I knew when I made it to the pros that I had done the impossible. I can't say that I was never going to look back, though. That's the point of this book—to look back to all the other kids in situations like mine, where no one has any hope for them or gives them a shot to make it out of high school and into mainstream society. We don't have to end up on the streets or in prison just because the statistics say that's where we're headed.
I know there are many people out there who have the love, energy, talents, and resources to make a difference in someone else's life. It might seem intimidating at first to try to figure out how, where, and who to help. I want this book to help give some advice and direction for anyone who wants to be a part of the solution.
The numbers can seem overwhelming, and it can be hard to imagine that anything you have to offer could possibly make a difference with so many kids in the foster system and stuck in terrible neighborhoods and bad home situations. But you have to remember that every small act of love and concern makes a difference to that child.
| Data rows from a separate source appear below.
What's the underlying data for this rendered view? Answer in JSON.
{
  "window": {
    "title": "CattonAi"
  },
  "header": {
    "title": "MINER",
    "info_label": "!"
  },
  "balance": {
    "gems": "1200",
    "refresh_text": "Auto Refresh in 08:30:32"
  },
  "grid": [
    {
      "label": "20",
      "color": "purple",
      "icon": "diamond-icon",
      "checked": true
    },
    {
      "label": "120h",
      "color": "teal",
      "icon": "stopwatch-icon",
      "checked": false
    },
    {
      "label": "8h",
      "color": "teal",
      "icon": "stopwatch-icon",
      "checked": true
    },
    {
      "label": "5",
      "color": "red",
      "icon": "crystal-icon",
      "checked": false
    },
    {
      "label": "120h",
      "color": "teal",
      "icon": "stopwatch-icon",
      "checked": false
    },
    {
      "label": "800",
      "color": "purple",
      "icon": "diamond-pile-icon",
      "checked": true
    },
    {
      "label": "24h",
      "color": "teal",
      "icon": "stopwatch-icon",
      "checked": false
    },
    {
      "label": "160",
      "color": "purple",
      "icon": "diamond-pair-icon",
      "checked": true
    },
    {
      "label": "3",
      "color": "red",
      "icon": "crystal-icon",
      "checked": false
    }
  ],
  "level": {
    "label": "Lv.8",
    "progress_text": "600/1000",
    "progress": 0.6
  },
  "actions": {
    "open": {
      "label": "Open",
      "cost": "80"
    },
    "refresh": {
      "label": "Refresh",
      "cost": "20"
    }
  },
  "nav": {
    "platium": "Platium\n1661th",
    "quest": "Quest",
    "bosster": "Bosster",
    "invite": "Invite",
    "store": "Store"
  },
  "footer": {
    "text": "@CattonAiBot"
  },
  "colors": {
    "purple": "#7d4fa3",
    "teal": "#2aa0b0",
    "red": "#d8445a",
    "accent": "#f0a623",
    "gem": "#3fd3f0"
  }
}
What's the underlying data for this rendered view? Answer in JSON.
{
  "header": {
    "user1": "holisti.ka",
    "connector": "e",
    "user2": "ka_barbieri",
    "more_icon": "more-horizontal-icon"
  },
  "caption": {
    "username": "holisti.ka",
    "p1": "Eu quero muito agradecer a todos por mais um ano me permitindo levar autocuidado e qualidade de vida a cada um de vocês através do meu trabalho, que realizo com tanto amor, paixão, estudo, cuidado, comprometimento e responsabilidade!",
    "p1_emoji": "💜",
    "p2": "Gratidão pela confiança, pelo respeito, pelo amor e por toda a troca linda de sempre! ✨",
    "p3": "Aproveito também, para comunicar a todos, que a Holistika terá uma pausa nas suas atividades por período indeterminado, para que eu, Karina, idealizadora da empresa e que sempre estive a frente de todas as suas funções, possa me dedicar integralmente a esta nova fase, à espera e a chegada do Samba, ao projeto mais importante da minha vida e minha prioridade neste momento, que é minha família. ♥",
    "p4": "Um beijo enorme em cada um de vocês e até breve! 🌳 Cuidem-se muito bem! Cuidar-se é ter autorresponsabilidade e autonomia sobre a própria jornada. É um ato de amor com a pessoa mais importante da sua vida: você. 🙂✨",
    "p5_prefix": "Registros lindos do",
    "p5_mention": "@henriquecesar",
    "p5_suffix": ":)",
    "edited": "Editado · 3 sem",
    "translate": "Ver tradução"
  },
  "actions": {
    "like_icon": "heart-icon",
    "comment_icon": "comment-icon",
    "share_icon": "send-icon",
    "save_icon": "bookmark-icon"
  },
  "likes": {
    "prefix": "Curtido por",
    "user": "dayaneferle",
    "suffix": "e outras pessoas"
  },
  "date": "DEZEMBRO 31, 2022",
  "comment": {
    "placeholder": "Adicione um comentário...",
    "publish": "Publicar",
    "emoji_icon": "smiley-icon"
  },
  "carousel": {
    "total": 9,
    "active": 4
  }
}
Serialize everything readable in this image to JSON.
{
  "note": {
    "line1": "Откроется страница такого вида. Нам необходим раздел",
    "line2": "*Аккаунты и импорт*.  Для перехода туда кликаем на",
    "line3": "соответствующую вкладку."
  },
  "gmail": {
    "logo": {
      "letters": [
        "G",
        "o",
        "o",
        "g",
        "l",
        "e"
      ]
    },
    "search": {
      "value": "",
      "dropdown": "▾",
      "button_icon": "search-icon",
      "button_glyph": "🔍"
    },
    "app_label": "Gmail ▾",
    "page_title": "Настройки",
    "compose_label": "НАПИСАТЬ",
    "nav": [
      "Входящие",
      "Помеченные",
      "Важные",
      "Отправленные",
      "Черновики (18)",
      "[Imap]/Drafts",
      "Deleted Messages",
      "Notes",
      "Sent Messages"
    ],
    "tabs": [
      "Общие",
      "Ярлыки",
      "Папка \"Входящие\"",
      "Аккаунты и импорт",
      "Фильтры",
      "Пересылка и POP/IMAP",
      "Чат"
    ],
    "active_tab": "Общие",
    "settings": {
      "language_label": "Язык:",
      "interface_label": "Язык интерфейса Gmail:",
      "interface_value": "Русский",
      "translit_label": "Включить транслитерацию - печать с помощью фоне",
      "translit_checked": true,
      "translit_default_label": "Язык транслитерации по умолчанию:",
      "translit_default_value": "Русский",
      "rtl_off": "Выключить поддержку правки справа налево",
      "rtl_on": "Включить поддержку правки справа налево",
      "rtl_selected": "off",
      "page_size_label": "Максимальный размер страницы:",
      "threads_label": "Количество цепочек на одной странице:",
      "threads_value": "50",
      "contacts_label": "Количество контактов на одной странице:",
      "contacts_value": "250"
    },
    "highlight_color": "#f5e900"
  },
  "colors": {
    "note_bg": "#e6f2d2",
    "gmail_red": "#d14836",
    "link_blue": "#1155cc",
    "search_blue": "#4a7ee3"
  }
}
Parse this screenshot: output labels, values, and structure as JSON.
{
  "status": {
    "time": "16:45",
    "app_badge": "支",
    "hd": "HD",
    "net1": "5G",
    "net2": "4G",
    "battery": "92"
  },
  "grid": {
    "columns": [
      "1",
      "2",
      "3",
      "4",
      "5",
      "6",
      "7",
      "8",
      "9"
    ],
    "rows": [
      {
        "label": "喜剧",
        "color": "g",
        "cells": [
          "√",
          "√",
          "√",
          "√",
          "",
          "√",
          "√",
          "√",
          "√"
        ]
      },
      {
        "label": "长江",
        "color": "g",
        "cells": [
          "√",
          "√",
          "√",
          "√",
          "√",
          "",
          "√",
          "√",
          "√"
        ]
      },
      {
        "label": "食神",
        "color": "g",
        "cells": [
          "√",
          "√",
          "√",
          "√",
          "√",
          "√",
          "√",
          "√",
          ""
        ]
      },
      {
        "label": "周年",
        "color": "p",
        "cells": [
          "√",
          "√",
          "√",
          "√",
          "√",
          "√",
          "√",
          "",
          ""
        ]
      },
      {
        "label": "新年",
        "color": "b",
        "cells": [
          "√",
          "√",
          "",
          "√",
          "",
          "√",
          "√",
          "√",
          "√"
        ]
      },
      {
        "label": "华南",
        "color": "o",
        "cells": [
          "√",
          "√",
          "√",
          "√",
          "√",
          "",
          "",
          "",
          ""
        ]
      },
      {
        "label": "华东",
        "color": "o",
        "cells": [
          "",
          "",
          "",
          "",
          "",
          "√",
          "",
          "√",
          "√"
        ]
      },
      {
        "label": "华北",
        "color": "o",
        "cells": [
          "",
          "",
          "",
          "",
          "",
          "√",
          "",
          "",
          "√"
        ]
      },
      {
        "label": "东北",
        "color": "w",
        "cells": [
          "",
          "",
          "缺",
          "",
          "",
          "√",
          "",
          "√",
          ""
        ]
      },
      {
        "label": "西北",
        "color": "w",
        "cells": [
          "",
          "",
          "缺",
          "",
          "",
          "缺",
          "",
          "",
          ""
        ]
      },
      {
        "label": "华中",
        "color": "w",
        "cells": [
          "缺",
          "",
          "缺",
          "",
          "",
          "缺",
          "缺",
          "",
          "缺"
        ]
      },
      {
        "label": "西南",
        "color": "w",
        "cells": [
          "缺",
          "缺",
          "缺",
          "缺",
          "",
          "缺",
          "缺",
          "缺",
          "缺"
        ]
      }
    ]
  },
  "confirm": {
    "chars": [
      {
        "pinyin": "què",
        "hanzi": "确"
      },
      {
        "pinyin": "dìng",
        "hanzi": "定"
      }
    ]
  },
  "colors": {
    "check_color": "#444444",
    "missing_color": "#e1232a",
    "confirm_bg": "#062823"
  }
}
And as I have learned, a lot of tiny gestures of kindness can add up to something great.
After The Blind Side came out, I had all kinds of people asking me questions about what my life had been like before I started at Briarcrest Academy. Some questions came from reporters. It didn't really bother me that I didn't have much I could share with them. But then those letters started coming in: to the Baltimore Ravens' office, to Ole Miss, to the Tuohys' house. The more I thought about the kids writing me, the more I realized that I had a responsibility to look into my past and really think about what had happened and what had helped in my life to give me hope for the future. It wasn't just time for me to be honest with myself about what I had been through; I owed it to all those other kids who looked at me and saw a role model. Kids who were in the same place I was just a few years ago were watching me not just because they liked the movie or enjoy watching sports. Sure, a lot of people write to me wanting to talk about football. But the letters that truly stood out to me were the ones from those kids whose stories I understood. They weren't writing me for an autograph. They were studying me because they wanted to learn how I had managed to make something out of my life when all of the statistics and studies you read point to kids like us having no shot.
So that was why I was sitting at a table with Ms. Spivey on a hot July afternoon, talking about stuff that happened a decade or more ago. I had decided to write a book that reached back before my happy ending to look at what happened to me and how I ended up where I did.